→ EXERCISE REQUIREMENTS: Please print all of the records shown below, exactly as given.

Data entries
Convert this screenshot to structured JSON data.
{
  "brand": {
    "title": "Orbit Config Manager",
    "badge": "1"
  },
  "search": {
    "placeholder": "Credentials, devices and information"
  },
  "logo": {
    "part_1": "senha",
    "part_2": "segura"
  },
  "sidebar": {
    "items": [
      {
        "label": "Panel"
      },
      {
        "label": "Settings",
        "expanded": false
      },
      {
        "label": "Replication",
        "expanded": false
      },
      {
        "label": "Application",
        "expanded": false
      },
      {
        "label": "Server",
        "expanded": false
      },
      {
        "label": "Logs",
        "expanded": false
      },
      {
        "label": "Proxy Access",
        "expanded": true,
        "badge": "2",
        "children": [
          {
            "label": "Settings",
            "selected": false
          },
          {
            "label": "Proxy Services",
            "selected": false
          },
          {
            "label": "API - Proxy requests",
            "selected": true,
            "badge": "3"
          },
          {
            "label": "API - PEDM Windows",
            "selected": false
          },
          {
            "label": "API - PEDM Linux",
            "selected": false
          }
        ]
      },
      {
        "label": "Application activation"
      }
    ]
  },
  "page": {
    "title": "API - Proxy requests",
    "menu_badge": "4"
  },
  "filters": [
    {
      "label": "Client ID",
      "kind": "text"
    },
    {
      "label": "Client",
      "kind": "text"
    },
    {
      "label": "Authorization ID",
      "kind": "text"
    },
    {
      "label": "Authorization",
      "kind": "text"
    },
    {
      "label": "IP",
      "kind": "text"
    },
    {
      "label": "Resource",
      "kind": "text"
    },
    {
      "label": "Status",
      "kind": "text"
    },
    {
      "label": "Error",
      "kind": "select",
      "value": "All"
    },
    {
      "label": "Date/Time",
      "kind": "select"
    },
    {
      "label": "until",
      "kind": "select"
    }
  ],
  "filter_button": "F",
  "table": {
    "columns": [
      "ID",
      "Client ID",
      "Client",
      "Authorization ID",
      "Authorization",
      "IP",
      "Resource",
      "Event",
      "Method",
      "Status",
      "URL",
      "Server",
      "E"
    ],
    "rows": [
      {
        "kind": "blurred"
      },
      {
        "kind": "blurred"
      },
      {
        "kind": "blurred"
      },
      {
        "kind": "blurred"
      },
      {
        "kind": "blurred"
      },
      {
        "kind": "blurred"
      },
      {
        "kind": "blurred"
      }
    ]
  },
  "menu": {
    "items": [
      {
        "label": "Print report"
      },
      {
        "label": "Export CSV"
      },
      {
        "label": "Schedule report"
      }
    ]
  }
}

→ RESULT BELOW:
Convert this screenshot to structured JSON data.
{
  "brand": {
    "title": "Orbit Config Manager",
    "badge": "1"
  },
  "search": {
    "placeholder": "Credentials, devices and information"
  },
  "logo": {
    "part_1": "senha",
    "part_2": "segura"
  },
  "sidebar": {
    "items": [
      {
        "label": "Panel"
      },
      {
        "label": "Settings",
        "expanded": false
      },
      {
        "label": "Replication",
        "expanded": false
      },
      {
        "label": "Application",
        "expanded": false
      },
      {
        "label": "Server",
        "expanded": false
      },
      {
        "label": "Logs",
        "expanded": false
      },
      {
        "label": "Proxy Access",
        "expanded": true,
        "badge": "2",
        "children": [
          {
            "label": "Settings",
            "selected": false
          },
          {
            "label": "Proxy Services",
            "selected": false
          },
          {
            "label": "API - Proxy requests",
            "selected": true,
            "badge": "3"
          },
          {
            "label": "API - PEDM Windows",
            "selected": false
          },
          {
            "label": "API - PEDM Linux",
            "selected": false
          }
        ]
      },
      {
        "label": "Application activation"
      }
    ]
  },
  "page": {
    "title": "API - Proxy requests",
    "menu_badge": "4"
  },
  "filters": [
    {
      "label": "Client ID",
      "kind": "text"
    },
    {
      "label": "Client",
      "kind": "text"
    },
    {
      "label": "Authorization ID",
      "kind": "text"
    },
    {
      "label": "Authorization",
      "kind": "text"
    },
    {
      "label": "IP",
      "kind": "text"
    },
    {
      "label": "Resource",
      "kind": "text"
    },
    {
      "label": "Status",
      "kind": "text"
    },
    {
      "label": "Error",
      "kind": "select",
      "value": "All"
    },
    {
      "label": "Date/Time",
      "kind": "select"
    },
    {
      "label": "until",
      "kind": "select"
    }
  ],
  "filter_button": "F",
  "table": {
    "columns": [
      "ID",
      "Client ID",
      "Client",
      "Authorization ID",
      "Authorization",
      "IP",
      "Resource",
      "Event",
      "Method",
      "Status",
      "URL",
      "Server",
      "E"
    ],
    "rows": [
      {
        "kind": "blurred"
      },
      {
        "kind": "blurred"
      },
      {
        "kind": "blurred"
      },
      {
        "kind": "blurred"
      },
      {
        "kind": "blurred"
      },
      {
        "kind": "blurred"
      },
      {
        "kind": "blurred"
      }
    ]
  },
  "menu": {
    "items": [
      {
        "label": "Print report"
      },
      {
        "label": "Export CSV"
      },
      {
        "label": "Schedule report"
      }
    ]
  }
}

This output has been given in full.